● The problem: Scan the records for "JSON". Report each line that includes it.

##############################

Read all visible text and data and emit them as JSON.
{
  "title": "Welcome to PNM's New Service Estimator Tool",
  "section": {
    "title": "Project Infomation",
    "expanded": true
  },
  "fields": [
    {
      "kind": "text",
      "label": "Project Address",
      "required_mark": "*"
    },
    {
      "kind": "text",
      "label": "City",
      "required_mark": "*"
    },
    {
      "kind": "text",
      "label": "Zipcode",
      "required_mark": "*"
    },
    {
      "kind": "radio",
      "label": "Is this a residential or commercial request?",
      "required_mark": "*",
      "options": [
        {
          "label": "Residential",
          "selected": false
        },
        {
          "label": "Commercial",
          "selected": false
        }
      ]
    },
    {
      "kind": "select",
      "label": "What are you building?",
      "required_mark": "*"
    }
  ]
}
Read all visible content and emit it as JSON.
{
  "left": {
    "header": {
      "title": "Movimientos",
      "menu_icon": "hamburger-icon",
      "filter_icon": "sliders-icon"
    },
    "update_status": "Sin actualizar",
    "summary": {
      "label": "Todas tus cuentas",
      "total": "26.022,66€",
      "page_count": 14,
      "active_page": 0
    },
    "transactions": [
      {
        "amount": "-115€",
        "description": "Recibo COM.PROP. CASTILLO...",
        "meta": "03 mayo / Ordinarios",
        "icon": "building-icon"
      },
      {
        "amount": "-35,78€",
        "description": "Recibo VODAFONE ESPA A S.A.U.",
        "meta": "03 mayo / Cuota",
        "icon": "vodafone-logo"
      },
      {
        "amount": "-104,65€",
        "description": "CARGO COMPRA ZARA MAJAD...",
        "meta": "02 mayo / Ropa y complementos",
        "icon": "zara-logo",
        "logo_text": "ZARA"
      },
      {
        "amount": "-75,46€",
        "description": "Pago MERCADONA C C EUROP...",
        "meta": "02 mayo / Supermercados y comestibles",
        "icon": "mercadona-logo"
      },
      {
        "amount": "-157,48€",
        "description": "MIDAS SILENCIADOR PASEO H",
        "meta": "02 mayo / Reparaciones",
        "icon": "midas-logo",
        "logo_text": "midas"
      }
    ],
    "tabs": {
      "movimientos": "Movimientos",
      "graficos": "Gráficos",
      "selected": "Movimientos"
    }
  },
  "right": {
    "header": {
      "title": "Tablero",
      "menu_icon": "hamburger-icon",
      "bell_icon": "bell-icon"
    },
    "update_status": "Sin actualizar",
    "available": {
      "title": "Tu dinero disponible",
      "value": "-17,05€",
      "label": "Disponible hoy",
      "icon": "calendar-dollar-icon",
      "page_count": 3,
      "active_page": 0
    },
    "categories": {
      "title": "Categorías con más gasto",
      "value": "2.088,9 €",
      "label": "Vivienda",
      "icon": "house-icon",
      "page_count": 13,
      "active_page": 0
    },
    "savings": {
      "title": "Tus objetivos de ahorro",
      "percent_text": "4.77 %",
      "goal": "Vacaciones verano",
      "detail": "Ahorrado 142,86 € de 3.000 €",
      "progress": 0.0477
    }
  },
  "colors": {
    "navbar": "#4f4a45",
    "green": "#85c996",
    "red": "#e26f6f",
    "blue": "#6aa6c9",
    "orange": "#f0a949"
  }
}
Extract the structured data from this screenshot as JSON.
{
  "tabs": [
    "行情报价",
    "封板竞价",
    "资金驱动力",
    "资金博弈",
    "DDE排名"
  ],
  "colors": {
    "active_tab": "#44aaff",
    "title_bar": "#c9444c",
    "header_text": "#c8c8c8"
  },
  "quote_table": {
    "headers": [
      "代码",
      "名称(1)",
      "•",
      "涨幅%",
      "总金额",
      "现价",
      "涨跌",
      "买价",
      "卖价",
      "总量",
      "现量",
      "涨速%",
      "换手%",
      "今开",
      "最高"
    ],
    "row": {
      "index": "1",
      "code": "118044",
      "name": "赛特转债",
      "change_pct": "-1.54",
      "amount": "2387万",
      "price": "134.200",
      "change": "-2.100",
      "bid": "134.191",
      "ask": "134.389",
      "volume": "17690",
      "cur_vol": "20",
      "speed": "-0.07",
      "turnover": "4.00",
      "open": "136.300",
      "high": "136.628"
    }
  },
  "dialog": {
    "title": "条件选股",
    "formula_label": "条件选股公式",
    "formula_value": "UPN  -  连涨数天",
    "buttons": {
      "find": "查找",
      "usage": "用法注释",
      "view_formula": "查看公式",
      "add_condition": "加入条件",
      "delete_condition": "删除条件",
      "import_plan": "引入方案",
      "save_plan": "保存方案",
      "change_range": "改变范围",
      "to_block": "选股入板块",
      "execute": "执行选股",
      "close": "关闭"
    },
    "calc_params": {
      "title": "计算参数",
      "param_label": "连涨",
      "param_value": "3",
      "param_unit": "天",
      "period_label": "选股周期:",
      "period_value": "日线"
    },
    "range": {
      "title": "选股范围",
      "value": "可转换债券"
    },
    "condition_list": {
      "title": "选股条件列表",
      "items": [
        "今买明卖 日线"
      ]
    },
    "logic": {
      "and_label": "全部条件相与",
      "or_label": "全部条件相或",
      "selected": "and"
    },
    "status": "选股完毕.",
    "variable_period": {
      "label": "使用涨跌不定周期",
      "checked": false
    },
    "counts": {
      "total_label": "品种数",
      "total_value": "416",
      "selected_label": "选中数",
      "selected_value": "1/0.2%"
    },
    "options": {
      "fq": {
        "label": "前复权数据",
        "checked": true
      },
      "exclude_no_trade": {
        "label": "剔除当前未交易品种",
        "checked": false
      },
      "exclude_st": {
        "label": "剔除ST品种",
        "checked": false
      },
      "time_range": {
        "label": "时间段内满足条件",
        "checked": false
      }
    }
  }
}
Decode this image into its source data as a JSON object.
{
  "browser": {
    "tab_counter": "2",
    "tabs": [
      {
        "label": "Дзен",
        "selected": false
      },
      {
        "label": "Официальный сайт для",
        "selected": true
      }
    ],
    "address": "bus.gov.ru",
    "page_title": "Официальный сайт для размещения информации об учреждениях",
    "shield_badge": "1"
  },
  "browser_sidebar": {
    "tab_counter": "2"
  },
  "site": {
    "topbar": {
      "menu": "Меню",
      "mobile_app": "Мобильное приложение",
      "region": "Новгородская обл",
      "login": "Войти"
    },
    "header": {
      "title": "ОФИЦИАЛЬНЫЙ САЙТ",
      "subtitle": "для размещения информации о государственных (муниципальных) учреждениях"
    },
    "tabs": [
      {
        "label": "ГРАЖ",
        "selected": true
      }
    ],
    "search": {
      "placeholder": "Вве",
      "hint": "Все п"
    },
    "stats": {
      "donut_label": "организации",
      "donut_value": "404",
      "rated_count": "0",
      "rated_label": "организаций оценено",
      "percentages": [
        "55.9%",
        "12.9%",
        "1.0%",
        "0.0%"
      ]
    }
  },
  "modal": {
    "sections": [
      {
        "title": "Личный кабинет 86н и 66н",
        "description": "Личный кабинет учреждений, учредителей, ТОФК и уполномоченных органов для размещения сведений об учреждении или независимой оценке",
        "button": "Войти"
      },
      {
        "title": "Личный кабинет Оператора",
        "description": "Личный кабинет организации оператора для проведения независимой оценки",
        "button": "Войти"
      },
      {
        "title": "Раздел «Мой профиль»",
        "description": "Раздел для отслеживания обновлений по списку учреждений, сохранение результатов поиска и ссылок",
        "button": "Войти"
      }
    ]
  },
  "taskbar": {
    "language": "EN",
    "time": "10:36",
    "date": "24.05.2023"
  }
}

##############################

● Task output:
Read all visible text and data and emit them as JSON.
Read all visible content and emit it as JSON.
Extract the structured data from this screenshot as JSON.
Decode this image into its source data as a JSON object.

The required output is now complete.